In this comprehensive and accessible text, retired professor and former bank executive Michel Fleuriet examines the history, traditions, models and architecture of the world of investment banking. While many observers view the sector as a quintessentially American story, Fleuriet details how its roots in fact span the globe and the centuries. This second edition highlights post-2008 regulations and evolving bank strategies and functions. Students and investment banking clients will find this a useful reference guide.
Investment banks (IBs) serve as conduits for the capital flows and corporate finance critical to a well-functioning economy.
To many outsiders, the world of investment banking (IB) might seem opaque, complicated and, since 2008, a menace to the global economy. That view, however, paints an incorrect picture of a storied and robust sector. Investment banking is a complex and labyrinthine business, but it facilitates the capital flows, investment exchanges, corporate funding and monetary activities critical to a well-functioning economy. IBs trade instruments and conduct a plethora of financial transactions, including managing initial public offerings (IPOs), underwriting government securities and innovating financial contracts.

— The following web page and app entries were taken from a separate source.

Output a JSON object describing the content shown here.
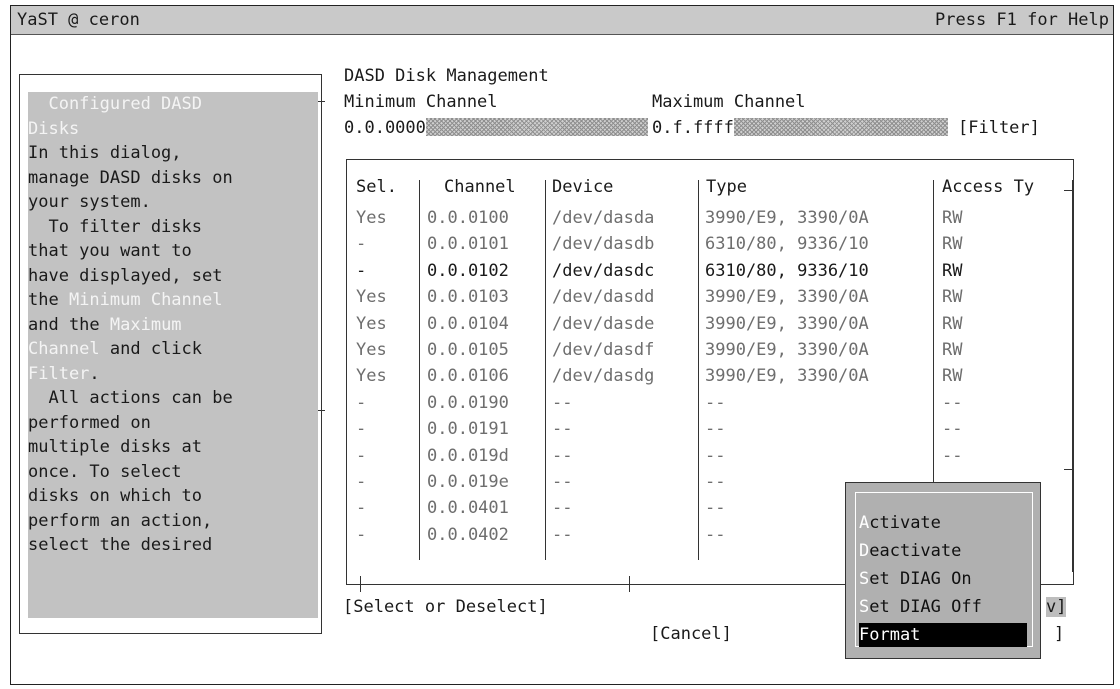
{
  "window": {
    "title": "YaST @ ceron",
    "help_hint": "Press F1 for Help"
  },
  "help": {
    "box_title": "Configured DASD Disks",
    "lines": [
      [
        {
          "t": "  Configured DASD",
          "dim": true
        }
      ],
      [
        {
          "t": "Disks",
          "dim": true
        }
      ],
      [
        {
          "t": "In this dialog,"
        }
      ],
      [
        {
          "t": "manage DASD disks on"
        }
      ],
      [
        {
          "t": "your system."
        }
      ],
      [
        {
          "t": "  To filter disks"
        }
      ],
      [
        {
          "t": "that you want to"
        }
      ],
      [
        {
          "t": "have displayed, set"
        }
      ],
      [
        {
          "t": "the "
        },
        {
          "t": "Minimum Channel",
          "dim": true
        }
      ],
      [
        {
          "t": "and the "
        },
        {
          "t": "Maximum",
          "dim": true
        }
      ],
      [
        {
          "t": "Channel",
          "dim": true
        },
        {
          "t": " and click"
        }
      ],
      [
        {
          "t": "Filter",
          "dim": true
        },
        {
          "t": "."
        }
      ],
      [
        {
          "t": "  All actions can be"
        }
      ],
      [
        {
          "t": "performed on"
        }
      ],
      [
        {
          "t": "multiple disks at"
        }
      ],
      [
        {
          "t": "once. To select"
        }
      ],
      [
        {
          "t": "disks on which to"
        }
      ],
      [
        {
          "t": "perform an action,"
        }
      ],
      [
        {
          "t": "select the desired"
        }
      ]
    ]
  },
  "dialog": {
    "title": "DASD Disk Management",
    "min_channel_label": "Minimum Channel",
    "max_channel_label": "Maximum Channel",
    "min_channel_value": "0.0.0000",
    "max_channel_value": "0.f.ffff",
    "filter_button": "[Filter]",
    "select_button": "[Select or Deselect]",
    "cancel_button": "[Cancel]"
  },
  "table": {
    "columns": [
      "Sel.",
      "Channel",
      "Device",
      "Type",
      "Access Ty"
    ],
    "rows": [
      {
        "sel": "Yes",
        "channel": "0.0.0100",
        "device": "/dev/dasda",
        "type": "3990/E9, 3390/0A",
        "access": "RW"
      },
      {
        "sel": "-",
        "channel": "0.0.0101",
        "device": "/dev/dasdb",
        "type": "6310/80, 9336/10",
        "access": "RW"
      },
      {
        "sel": "-",
        "channel": "0.0.0102",
        "device": "/dev/dasdc",
        "type": "6310/80, 9336/10",
        "access": "RW"
      },
      {
        "sel": "Yes",
        "channel": "0.0.0103",
        "device": "/dev/dasdd",
        "type": "3990/E9, 3390/0A",
        "access": "RW"
      },
      {
        "sel": "Yes",
        "channel": "0.0.0104",
        "device": "/dev/dasde",
        "type": "3990/E9, 3390/0A",
        "access": "RW"
      },
      {
        "sel": "Yes",
        "channel": "0.0.0105",
        "device": "/dev/dasdf",
        "type": "3990/E9, 3390/0A",
        "access": "RW"
      },
      {
        "sel": "Yes",
        "channel": "0.0.0106",
        "device": "/dev/dasdg",
        "type": "3990/E9, 3390/0A",
        "access": "RW"
      },
      {
        "sel": "-",
        "channel": "0.0.0190",
        "device": "--",
        "type": "--",
        "access": "--"
      },
      {
        "sel": "-",
        "channel": "0.0.0191",
        "device": "--",
        "type": "--",
        "access": "--"
      },
      {
        "sel": "-",
        "channel": "0.0.019d",
        "device": "--",
        "type": "--",
        "access": "--"
      },
      {
        "sel": "-",
        "channel": "0.0.019e",
        "device": "--",
        "type": "--",
        "access": ""
      },
      {
        "sel": "-",
        "channel": "0.0.0401",
        "device": "--",
        "type": "--",
        "access": ""
      },
      {
        "sel": "-",
        "channel": "0.0.0402",
        "device": "--",
        "type": "--",
        "access": ""
      }
    ]
  },
  "popup_menu": {
    "items": [
      "Activate",
      "Deactivate",
      "Set DIAG On",
      "Set DIAG Off",
      "Format"
    ],
    "selected_index": 4
  },
  "edge_fragments": {
    "right_bracket_v": "v]",
    "right_bracket": "]"
  },
  "colors": {
    "title_bar": "#c9c9c9",
    "help_panel": "#c2c2c2",
    "popup": "#b0b0b0",
    "selected_item": "#000000"
  }
}
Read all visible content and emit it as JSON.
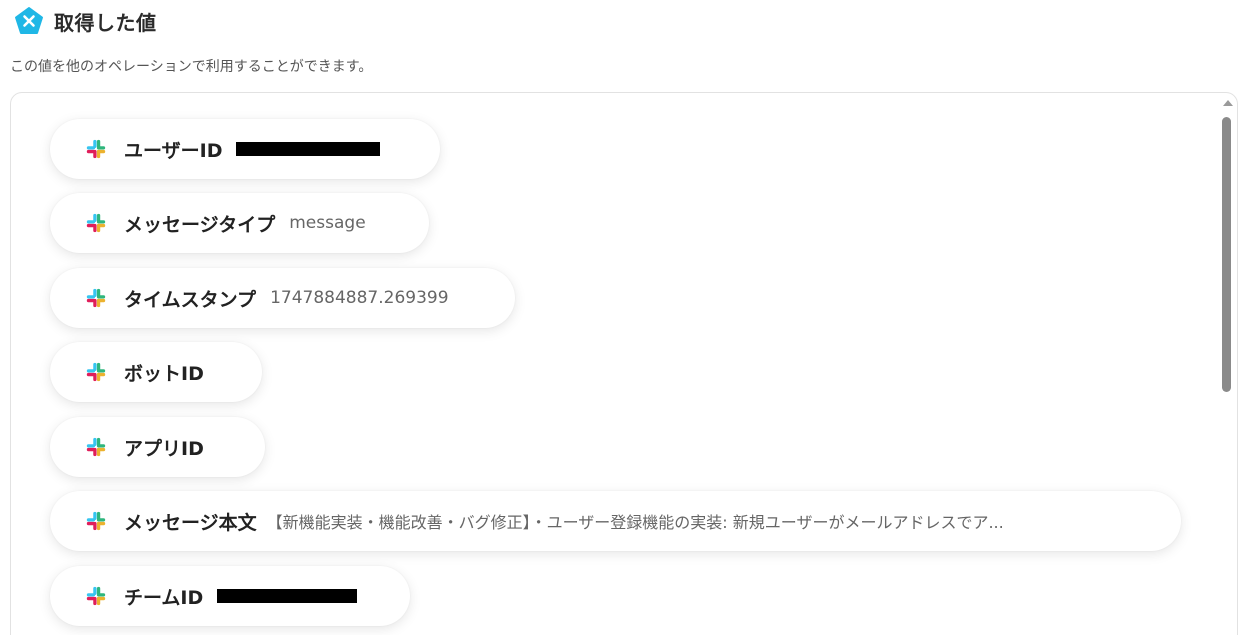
{
  "header": {
    "logo_icon": "yoom-pentagon-logo",
    "title": "取得した値",
    "subtitle": "この値を他のオペレーションで利用することができます。"
  },
  "colors": {
    "logo": "#1fb7e6",
    "slack_blue": "#36c5f0",
    "slack_green": "#2eb67d",
    "slack_yellow": "#ecb22e",
    "slack_red": "#e01e5a"
  },
  "fields": [
    {
      "icon": "slack-icon",
      "label": "ユーザーID",
      "value": "",
      "redacted": true
    },
    {
      "icon": "slack-icon",
      "label": "メッセージタイプ",
      "value": "message",
      "redacted": false
    },
    {
      "icon": "slack-icon",
      "label": "タイムスタンプ",
      "value": "1747884887.269399",
      "redacted": false
    },
    {
      "icon": "slack-icon",
      "label": "ボットID",
      "value": "",
      "redacted": false
    },
    {
      "icon": "slack-icon",
      "label": "アプリID",
      "value": "",
      "redacted": false
    },
    {
      "icon": "slack-icon",
      "label": "メッセージ本文",
      "value": "【新機能実装・機能改善・バグ修正】・ユーザー登録機能の実装: 新規ユーザーがメールアドレスでア...",
      "redacted": false
    },
    {
      "icon": "slack-icon",
      "label": "チームID",
      "value": "",
      "redacted": true
    }
  ]
}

Investment banking first took root during the 1100s in Europe. The suite of IB offerings evolved from those of 12th-century Italian merchant banks, which accepted deposits, transferred money and purchased equity shares in commercial enterprises like shipping firms. Those merchant banks became financiers to sovereign kingdoms. Securitization – which involves...